> _REQUIREMENT_
Determine how many lines in these records hold "microphone". Only the number is wanted.

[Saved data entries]
- Opening Delimiter -

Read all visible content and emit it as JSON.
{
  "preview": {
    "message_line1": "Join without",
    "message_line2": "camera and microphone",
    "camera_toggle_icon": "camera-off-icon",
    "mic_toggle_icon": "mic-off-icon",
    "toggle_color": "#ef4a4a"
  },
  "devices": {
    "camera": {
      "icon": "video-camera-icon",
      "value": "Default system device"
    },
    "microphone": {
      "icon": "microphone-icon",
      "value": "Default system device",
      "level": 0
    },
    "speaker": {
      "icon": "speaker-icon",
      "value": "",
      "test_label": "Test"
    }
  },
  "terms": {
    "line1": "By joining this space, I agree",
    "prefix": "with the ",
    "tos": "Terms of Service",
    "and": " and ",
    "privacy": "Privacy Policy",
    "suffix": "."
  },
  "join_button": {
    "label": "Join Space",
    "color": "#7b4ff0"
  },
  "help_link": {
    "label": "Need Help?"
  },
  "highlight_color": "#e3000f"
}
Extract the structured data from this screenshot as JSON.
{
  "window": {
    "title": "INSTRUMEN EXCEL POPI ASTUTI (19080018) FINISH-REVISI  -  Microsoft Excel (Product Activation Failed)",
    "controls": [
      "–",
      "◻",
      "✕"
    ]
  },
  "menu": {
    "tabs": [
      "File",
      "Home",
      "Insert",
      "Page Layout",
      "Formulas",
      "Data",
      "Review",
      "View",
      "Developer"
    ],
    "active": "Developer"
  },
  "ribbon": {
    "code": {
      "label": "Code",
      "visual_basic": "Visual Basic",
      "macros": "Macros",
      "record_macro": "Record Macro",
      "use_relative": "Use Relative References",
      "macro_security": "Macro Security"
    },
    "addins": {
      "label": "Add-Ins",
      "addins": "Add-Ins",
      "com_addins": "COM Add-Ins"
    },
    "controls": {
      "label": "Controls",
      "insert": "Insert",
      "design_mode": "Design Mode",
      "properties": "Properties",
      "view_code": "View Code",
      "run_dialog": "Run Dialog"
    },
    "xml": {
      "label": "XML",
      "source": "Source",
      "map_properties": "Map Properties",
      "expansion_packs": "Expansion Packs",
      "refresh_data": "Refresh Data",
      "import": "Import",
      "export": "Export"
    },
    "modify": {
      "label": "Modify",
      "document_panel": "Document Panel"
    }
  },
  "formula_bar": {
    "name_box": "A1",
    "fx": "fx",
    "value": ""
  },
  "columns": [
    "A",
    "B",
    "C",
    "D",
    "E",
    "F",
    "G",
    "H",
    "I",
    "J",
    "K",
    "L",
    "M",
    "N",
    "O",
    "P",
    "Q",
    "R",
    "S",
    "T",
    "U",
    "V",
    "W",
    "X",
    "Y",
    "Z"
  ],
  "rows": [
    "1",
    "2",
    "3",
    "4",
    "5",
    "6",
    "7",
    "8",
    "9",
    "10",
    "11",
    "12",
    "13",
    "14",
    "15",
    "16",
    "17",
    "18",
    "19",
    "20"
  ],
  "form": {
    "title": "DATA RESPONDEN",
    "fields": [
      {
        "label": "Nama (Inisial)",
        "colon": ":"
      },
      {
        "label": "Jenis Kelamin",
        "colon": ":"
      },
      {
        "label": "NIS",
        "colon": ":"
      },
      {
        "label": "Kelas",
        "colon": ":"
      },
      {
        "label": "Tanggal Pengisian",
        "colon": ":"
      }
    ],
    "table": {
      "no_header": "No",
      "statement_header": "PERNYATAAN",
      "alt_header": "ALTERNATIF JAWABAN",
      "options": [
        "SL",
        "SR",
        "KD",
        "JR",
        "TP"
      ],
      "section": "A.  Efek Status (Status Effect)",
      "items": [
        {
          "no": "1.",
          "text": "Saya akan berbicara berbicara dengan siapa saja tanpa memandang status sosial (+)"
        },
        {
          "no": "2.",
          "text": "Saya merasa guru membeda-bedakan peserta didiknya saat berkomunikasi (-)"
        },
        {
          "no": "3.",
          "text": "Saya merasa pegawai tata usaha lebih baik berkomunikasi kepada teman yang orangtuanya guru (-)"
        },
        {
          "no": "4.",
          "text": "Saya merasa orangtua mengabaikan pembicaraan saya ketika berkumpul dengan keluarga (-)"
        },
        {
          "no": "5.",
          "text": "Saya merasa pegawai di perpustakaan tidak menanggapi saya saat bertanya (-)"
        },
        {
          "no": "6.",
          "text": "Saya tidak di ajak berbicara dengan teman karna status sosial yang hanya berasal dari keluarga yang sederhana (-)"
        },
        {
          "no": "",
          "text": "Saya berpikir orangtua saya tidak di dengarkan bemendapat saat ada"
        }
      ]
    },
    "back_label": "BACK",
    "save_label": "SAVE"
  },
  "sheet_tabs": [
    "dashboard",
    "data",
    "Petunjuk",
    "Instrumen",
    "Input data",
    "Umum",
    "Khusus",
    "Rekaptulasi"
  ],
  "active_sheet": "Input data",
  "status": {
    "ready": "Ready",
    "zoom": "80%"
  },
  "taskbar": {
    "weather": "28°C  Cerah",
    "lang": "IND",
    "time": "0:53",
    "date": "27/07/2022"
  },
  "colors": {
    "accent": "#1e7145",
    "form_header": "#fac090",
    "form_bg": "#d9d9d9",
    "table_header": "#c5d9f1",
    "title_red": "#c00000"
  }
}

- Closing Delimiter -

> _REPLY TO THE EXERCISE_
3